In the listing below, look for "DemoApplicationTests" and copy every line that has it.

══ Data extract

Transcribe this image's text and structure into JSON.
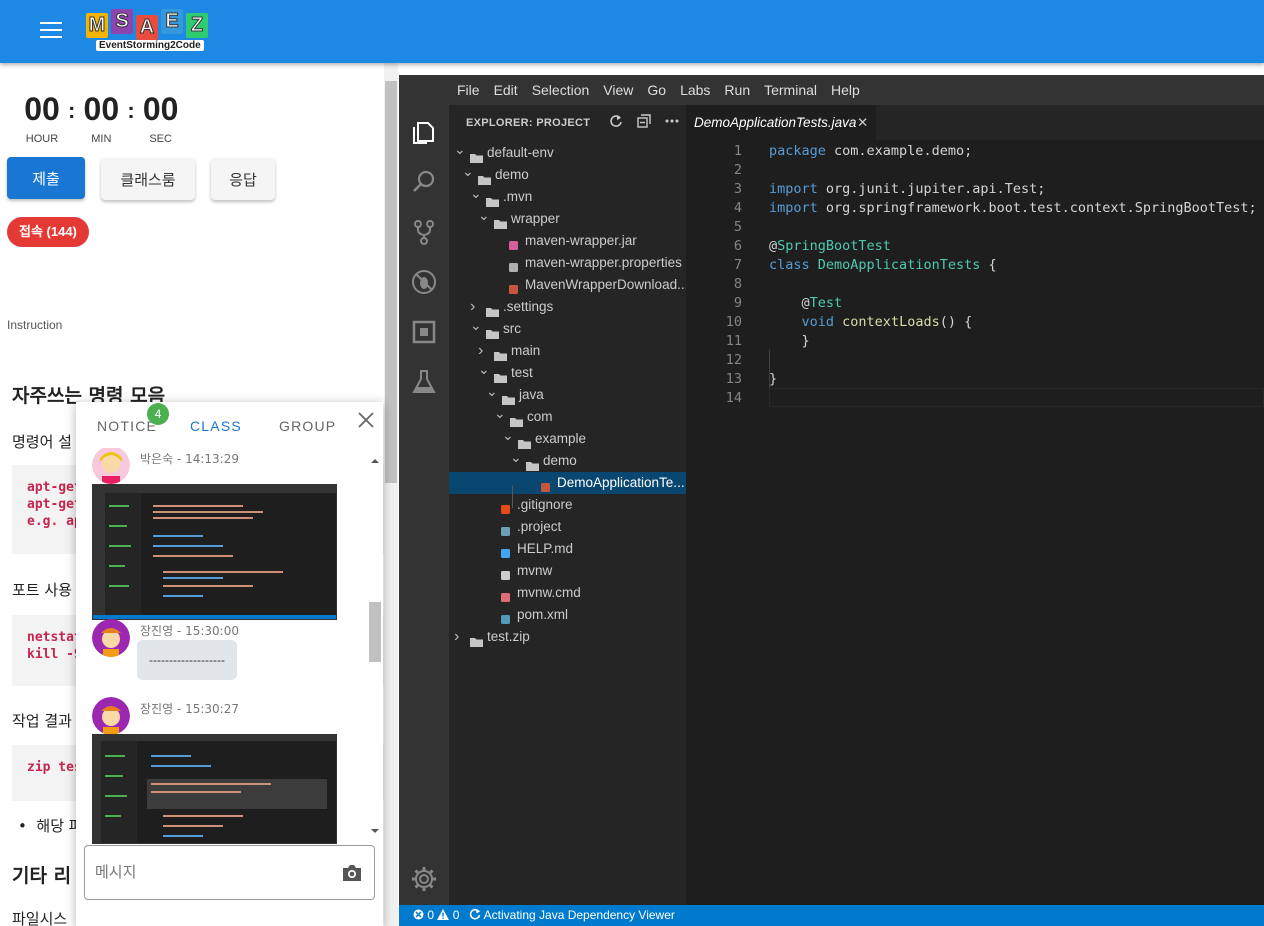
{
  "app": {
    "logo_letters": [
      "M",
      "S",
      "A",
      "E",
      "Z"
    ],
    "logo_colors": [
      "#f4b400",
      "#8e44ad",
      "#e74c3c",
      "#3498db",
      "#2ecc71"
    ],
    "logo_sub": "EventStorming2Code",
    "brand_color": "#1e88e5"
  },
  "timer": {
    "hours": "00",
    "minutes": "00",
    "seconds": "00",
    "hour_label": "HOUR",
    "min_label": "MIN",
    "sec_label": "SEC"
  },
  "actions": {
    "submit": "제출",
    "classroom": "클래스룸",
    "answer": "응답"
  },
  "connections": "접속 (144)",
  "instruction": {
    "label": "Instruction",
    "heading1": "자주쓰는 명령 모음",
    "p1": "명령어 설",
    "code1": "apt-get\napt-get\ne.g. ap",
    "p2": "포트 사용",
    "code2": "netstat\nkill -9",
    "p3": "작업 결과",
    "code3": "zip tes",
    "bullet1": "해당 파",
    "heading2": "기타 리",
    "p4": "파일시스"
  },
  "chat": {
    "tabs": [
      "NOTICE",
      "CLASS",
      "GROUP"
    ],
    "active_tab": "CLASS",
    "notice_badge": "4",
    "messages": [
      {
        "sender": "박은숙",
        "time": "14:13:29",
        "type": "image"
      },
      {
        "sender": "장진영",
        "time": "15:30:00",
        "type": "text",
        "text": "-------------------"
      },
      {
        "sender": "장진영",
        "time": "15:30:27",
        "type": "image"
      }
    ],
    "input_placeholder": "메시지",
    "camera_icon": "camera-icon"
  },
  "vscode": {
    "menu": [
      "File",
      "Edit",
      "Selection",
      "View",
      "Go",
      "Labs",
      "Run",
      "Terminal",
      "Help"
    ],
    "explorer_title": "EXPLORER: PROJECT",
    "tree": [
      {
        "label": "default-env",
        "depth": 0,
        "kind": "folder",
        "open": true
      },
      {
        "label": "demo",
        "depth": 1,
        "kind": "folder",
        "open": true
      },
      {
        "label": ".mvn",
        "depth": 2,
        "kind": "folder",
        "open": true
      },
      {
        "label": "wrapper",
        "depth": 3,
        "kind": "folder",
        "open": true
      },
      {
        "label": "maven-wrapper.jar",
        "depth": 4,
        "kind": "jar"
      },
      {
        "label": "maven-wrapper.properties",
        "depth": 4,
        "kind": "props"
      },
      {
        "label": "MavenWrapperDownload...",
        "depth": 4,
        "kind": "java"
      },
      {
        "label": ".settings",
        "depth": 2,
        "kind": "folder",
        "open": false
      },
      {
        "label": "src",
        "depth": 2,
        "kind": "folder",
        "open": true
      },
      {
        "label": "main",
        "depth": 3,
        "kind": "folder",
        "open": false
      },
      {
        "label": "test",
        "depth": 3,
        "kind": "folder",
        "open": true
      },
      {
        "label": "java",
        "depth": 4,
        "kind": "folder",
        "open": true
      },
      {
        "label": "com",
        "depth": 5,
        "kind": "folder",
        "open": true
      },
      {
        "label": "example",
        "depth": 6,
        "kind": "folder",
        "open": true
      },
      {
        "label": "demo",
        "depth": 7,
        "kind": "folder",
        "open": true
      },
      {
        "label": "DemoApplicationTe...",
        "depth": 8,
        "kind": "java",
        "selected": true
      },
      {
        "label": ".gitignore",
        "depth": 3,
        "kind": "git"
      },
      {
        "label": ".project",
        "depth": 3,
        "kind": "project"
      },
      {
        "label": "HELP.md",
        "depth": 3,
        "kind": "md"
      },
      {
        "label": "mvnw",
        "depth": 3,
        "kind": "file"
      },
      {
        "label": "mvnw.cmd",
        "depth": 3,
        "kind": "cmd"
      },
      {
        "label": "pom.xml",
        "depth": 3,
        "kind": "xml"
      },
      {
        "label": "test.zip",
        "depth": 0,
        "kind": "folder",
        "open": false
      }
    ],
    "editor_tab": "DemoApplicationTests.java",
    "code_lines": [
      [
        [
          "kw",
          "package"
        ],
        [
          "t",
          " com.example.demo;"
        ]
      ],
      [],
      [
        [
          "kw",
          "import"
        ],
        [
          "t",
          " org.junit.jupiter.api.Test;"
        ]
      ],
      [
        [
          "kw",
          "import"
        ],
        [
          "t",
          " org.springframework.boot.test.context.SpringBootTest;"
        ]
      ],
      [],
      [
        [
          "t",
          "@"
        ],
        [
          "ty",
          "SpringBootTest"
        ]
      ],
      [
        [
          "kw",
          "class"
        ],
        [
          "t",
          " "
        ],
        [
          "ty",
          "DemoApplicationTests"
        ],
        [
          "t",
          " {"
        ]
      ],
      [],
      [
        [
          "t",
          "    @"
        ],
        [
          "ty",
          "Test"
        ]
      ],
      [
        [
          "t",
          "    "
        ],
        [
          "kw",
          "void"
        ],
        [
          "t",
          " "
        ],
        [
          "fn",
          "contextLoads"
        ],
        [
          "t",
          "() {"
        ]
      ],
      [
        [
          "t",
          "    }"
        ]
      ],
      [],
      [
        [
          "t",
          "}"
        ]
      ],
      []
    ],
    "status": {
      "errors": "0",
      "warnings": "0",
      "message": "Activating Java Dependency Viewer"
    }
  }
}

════

**Result below:**
    "editor_tab": "DemoApplicationTests.java",
          "DemoApplicationTests"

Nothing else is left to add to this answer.